Reliable as Santa Claus, Eastwood these days can be counted on to pop up around Oscar-time with a new film (or sometimes two, as in the case of last year's The Changeling/Gran Torino combo or a few years back with Flags of Our Fathers/Letters From Iwo Jima). It's comfort food for grown-ups who have no interest in sexy teenage monsters or Jim Cameron's tall blue 3-D aliens.

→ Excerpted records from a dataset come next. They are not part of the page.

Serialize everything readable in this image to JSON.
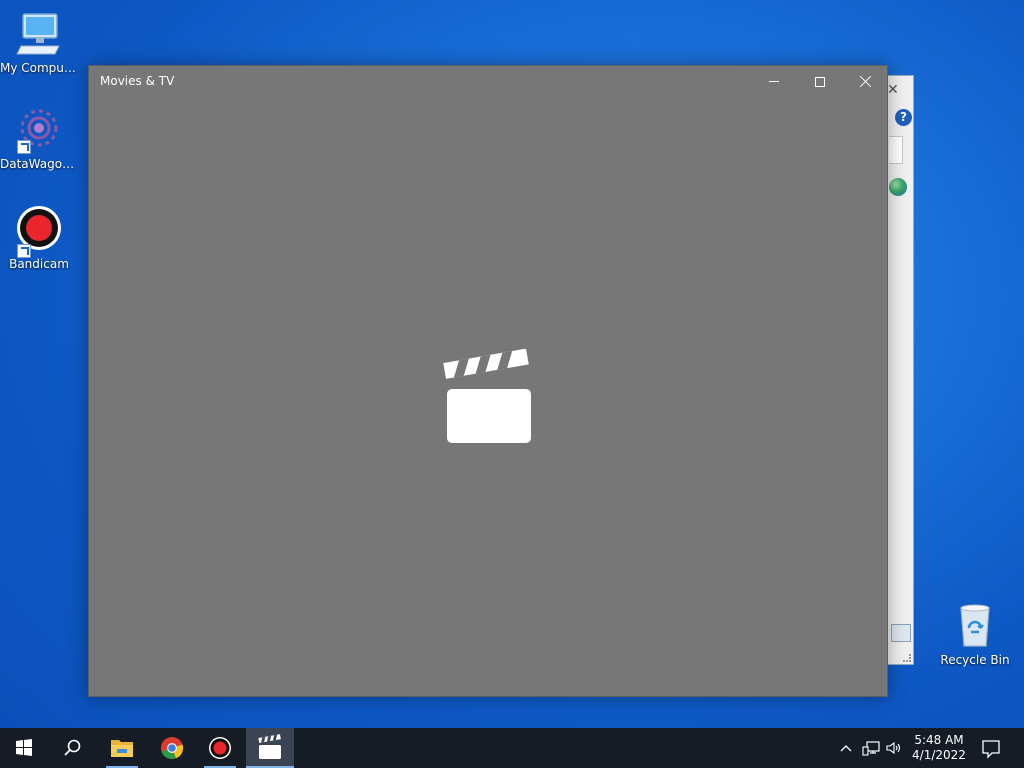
{
  "desktop": {
    "icons": [
      {
        "label": "My Computer",
        "icon": "computer-icon"
      },
      {
        "label": "DataWagon...",
        "icon": "gear-shortcut-icon"
      },
      {
        "label": "Bandicam",
        "icon": "record-icon"
      },
      {
        "label": "Recycle Bin",
        "icon": "recycle-bin-icon"
      }
    ]
  },
  "window": {
    "title": "Movies & TV",
    "buttons": {
      "minimize": "minimize-icon",
      "maximize": "maximize-icon",
      "close": "close-icon"
    },
    "splash_icon": "clapperboard-icon",
    "background_color": "#777777"
  },
  "background_window": {
    "help_label": "?",
    "close_label": "✕"
  },
  "taskbar": {
    "items": [
      {
        "name": "start",
        "icon": "windows-logo-icon"
      },
      {
        "name": "search",
        "icon": "search-icon"
      },
      {
        "name": "file-explorer",
        "icon": "folder-icon",
        "running": true
      },
      {
        "name": "chrome",
        "icon": "chrome-icon"
      },
      {
        "name": "bandicam",
        "icon": "record-icon",
        "running": true
      },
      {
        "name": "movies-tv",
        "icon": "clapperboard-icon",
        "running": true,
        "active": true
      }
    ],
    "clock": {
      "time": "5:48 AM",
      "date": "4/1/2022"
    }
  },
  "colors": {
    "accent": "#7fb3e8",
    "taskbar": "#151c26",
    "desktop": "#1a6fd8"
  }
}
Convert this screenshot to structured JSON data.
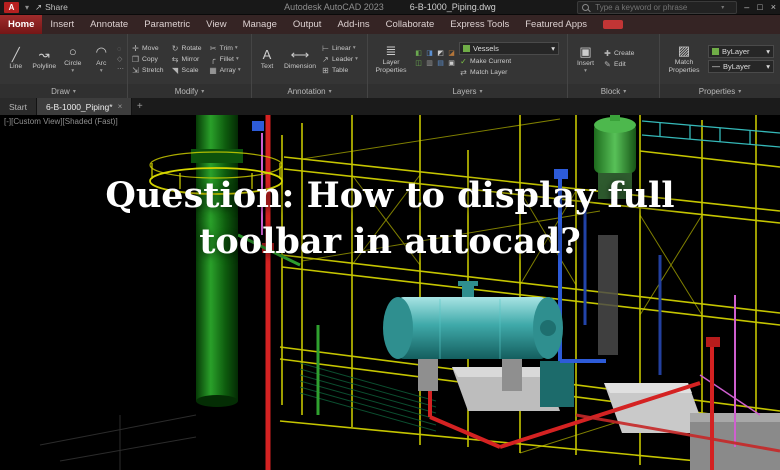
{
  "title_bar": {
    "share": "Share",
    "app_title": "Autodesk AutoCAD 2023",
    "doc_title": "6-B-1000_Piping.dwg",
    "search_placeholder": "Type a keyword or phrase"
  },
  "ribbon": {
    "tabs": [
      "Home",
      "Insert",
      "Annotate",
      "Parametric",
      "View",
      "Manage",
      "Output",
      "Add-ins",
      "Collaborate",
      "Express Tools",
      "Featured Apps"
    ],
    "panels": {
      "draw": {
        "label": "Draw",
        "buttons": [
          "Line",
          "Polyline",
          "Circle",
          "Arc"
        ]
      },
      "modify": {
        "label": "Modify",
        "buttons": [
          "Move",
          "Rotate",
          "Trim",
          "Copy",
          "Mirror",
          "Fillet",
          "Stretch",
          "Scale",
          "Array"
        ]
      },
      "annotation": {
        "label": "Annotation",
        "big": [
          "Text",
          "Dimension"
        ],
        "small": [
          "Linear",
          "Leader",
          "Table"
        ]
      },
      "layers": {
        "label": "Layers",
        "big": "Layer Properties",
        "select": "Vessels",
        "small": [
          "Make Current",
          "Match Layer"
        ]
      },
      "block": {
        "label": "Block",
        "big": "Insert",
        "small": [
          "Create",
          "Edit"
        ]
      },
      "properties": {
        "label": "Properties",
        "big": "Match Properties",
        "bylayer": "ByLayer"
      }
    }
  },
  "file_tabs": {
    "start": "Start",
    "doc": "6-B-1000_Piping*"
  },
  "viewport": {
    "controls": "[-][Custom View][Shaded (Fast)]",
    "overlay_text": "Question: How to display full toolbar in autocad?"
  },
  "icons": {
    "logo": "A",
    "dropdown": "▾",
    "share": "↗",
    "minimize": "–",
    "restore": "□",
    "close": "×",
    "line": "╱",
    "polyline": "↝",
    "circle": "○",
    "arc": "◠",
    "move": "✛",
    "rotate": "↻",
    "trim": "✂",
    "copy": "❐",
    "mirror": "⇆",
    "fillet": "╭",
    "stretch": "⇲",
    "scale": "◥",
    "array": "▦",
    "text": "A",
    "dimension": "⟷",
    "linear": "⊢",
    "leader": "↗",
    "table": "⊞",
    "layer_props": "≣",
    "make_current": "✓",
    "match_layer": "⇄",
    "insert": "▣",
    "create": "✚",
    "edit": "✎",
    "match_props": "▨",
    "line_sample": "—",
    "plus": "+",
    "tab_close": "×",
    "draw_mini": [
      "◌",
      "◇",
      "⋯"
    ],
    "layers_tools": [
      "◧",
      "◨",
      "◩",
      "◪",
      "◫",
      "▥",
      "▤",
      "▣"
    ]
  },
  "colors": {
    "accent_red": "#8e2424",
    "pipe_green": "#2aa02a",
    "structure_yellow": "#d6d600",
    "vessel_teal": "#3fa9a9",
    "vessel_green": "#58c158",
    "pipe_red": "#d42222",
    "pipe_blue": "#2d5bd8",
    "magenta": "#cf5fcf"
  }
}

I can see how some will immediately reject Invictus's seeming embrace of every sports and racial-harmony cliche (I rolled my eyes a few times), but there's still intelligence at work in Eastwood's study of forgiveness (a new topic for him, as the NY-Times points out, after a career focused almost entirely on the notion of revenge). The first half of the film, dealing primarily with the recently freed and newly elected Mandela (Morgan Freeman, who else?) is particularly interesting. We watch the man's machinations as he figures out how to use South Africa's run to World Cup rugby victory as a shrewd attempt to heal the country's still-festering racial divide. Was this run to glory really as important to the country as the film posits? I don't know. I doubt it. But it works cinematically as an interesting focal point, although the film's last half, a more traditional underdog-sports film, is less interesting. Matt Damon's captain of the rugby team is not a particularly compelling fellow as a character, and I'm not sure Eastwood has any particular facility for shooting rugby matches or even a full understanding of the sport (I know I still don't know what the fuck was going on on the field!). But of course the point is ultimately not what's going on on the field but rather the effect it has on the country. Mandela explains early on that he doesn't see his maneuverings as "political" calculations but rather as "human" ones, and we're left with an appreciation of a leader who always truly has the best interests of his country at heart.